Required action »
Comb through the entries for "handle" and pull out each line that holds it.

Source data
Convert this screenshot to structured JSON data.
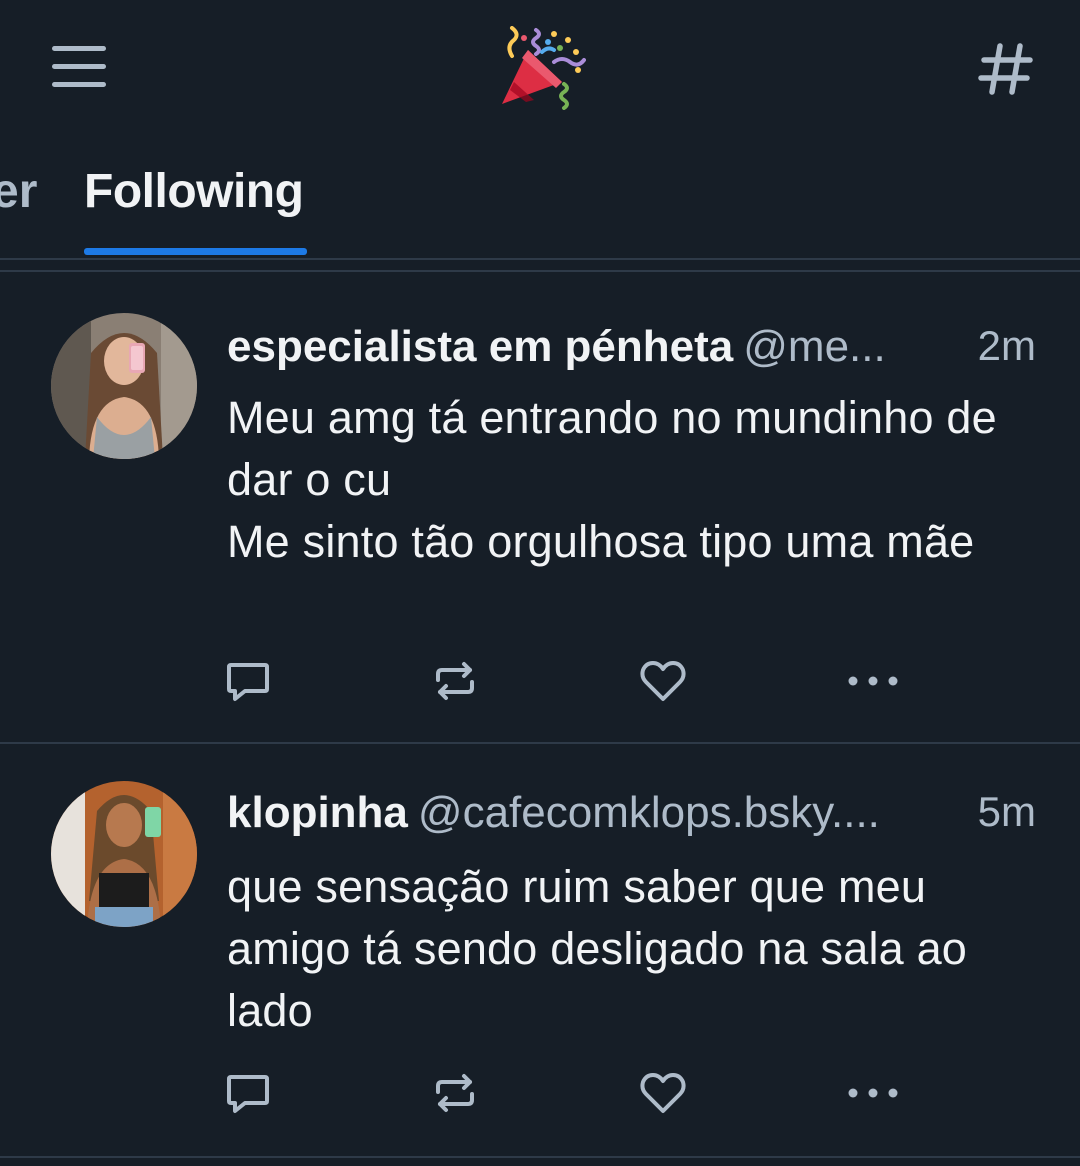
{
  "header": {
    "menu_icon": "hamburger-menu-icon",
    "logo_icon": "party-popper-icon",
    "feeds_icon": "hashtag-icon"
  },
  "tabs": [
    {
      "label": "er",
      "active": false
    },
    {
      "label": "Following",
      "active": true
    }
  ],
  "colors": {
    "background": "#161e27",
    "accent": "#1d7ae6",
    "text_primary": "#f1f3f5",
    "text_secondary": "#aebbc9",
    "divider": "#2e3a48"
  },
  "posts": [
    {
      "display_name": "especialista em pénheta",
      "handle": "@me...",
      "time": "2m",
      "text": "Meu amg tá entrando no mundinho de dar o cu\nMe sinto tão orgulhosa tipo uma mãe",
      "actions": [
        "reply-icon",
        "repost-icon",
        "like-icon",
        "more-icon"
      ]
    },
    {
      "display_name": "klopinha",
      "handle": "@cafecomklops.bsky....",
      "time": "5m",
      "text": "que sensação ruim saber que meu amigo tá sendo desligado na sala ao lado",
      "actions": [
        "reply-icon",
        "repost-icon",
        "like-icon",
        "more-icon"
      ]
    }
  ]
}
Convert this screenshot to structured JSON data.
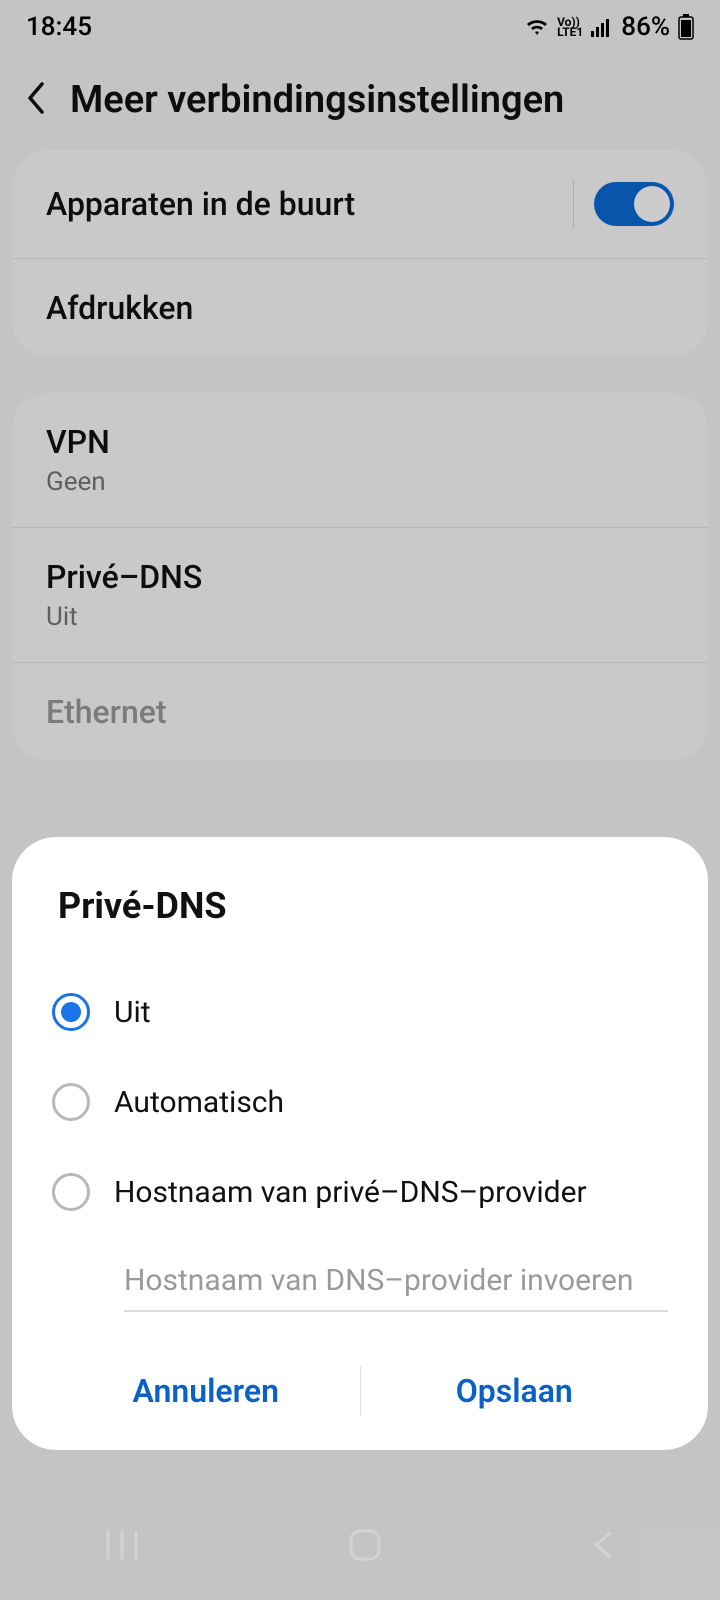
{
  "status": {
    "time": "18:45",
    "battery": "86%"
  },
  "header": {
    "title": "Meer verbindingsinstellingen"
  },
  "groups": [
    {
      "rows": [
        {
          "title": "Apparaten in de buurt",
          "toggle": true
        },
        {
          "title": "Afdrukken"
        }
      ]
    },
    {
      "rows": [
        {
          "title": "VPN",
          "sub": "Geen"
        },
        {
          "title": "Privé–DNS",
          "sub": "Uit"
        },
        {
          "title": "Ethernet",
          "disabled": true
        }
      ]
    }
  ],
  "dialog": {
    "title": "Privé-DNS",
    "options": [
      {
        "label": "Uit",
        "selected": true
      },
      {
        "label": "Automatisch",
        "selected": false
      },
      {
        "label": "Hostnaam van privé–DNS–provider",
        "selected": false
      }
    ],
    "hostname_placeholder": "Hostnaam van DNS–provider invoeren",
    "cancel": "Annuleren",
    "save": "Opslaan"
  }
}
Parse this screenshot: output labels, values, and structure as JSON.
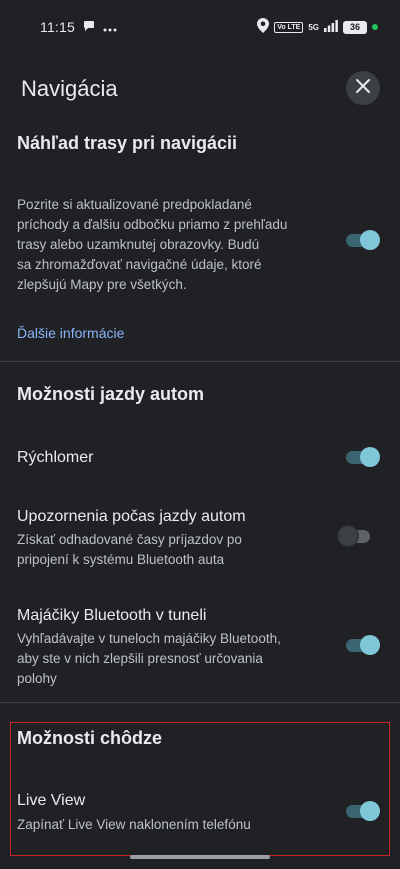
{
  "status_bar": {
    "time": "11:15",
    "volte": "Vo LTE",
    "network": "5G",
    "battery": "36"
  },
  "header": {
    "title": "Navigácia"
  },
  "route_preview": {
    "title": "Náhľad trasy pri navigácii",
    "description_lines": [
      "Pozrite si aktualizované predpokladané",
      "príchody a ďalšiu odbočku priamo z prehľadu",
      "trasy alebo uzamknutej obrazovky. Budú",
      "sa zhromažďovať navigačné údaje, ktoré",
      "zlepšujú Mapy pre všetkých."
    ],
    "toggle_on": true,
    "more_info": "Ďalšie informácie"
  },
  "driving": {
    "title": "Možnosti jazdy autom",
    "items": [
      {
        "title": "Rýchlomer",
        "toggle_on": true
      },
      {
        "title": "Upozornenia počas jazdy autom",
        "lines": [
          "Získať odhadované časy príjazdov po",
          "pripojení k systému Bluetooth auta"
        ],
        "toggle_on": false
      },
      {
        "title": "Majáčiky Bluetooth v tuneli",
        "lines": [
          "Vyhľadávajte v tuneloch majáčiky Bluetooth,",
          "aby ste v nich zlepšili presnosť určovania",
          "polohy"
        ],
        "toggle_on": true
      }
    ]
  },
  "walking": {
    "title": "Možnosti chôdze",
    "items": [
      {
        "title": "Live View",
        "lines": [
          "Zapínať Live View naklonením telefónu"
        ],
        "toggle_on": true
      }
    ]
  },
  "colors": {
    "background": "#202124",
    "accent_thumb": "#7fc6d9",
    "accent_track": "#3a6470",
    "link": "#8ab4f8",
    "highlight_border": "#c4252b"
  }
}
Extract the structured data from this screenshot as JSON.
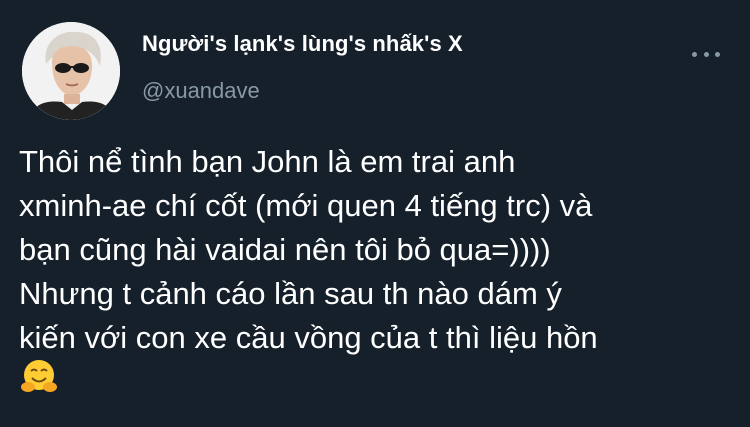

Completed task »
      "handle": "@me...",
      "handle": "@cafecomklops.bsky....",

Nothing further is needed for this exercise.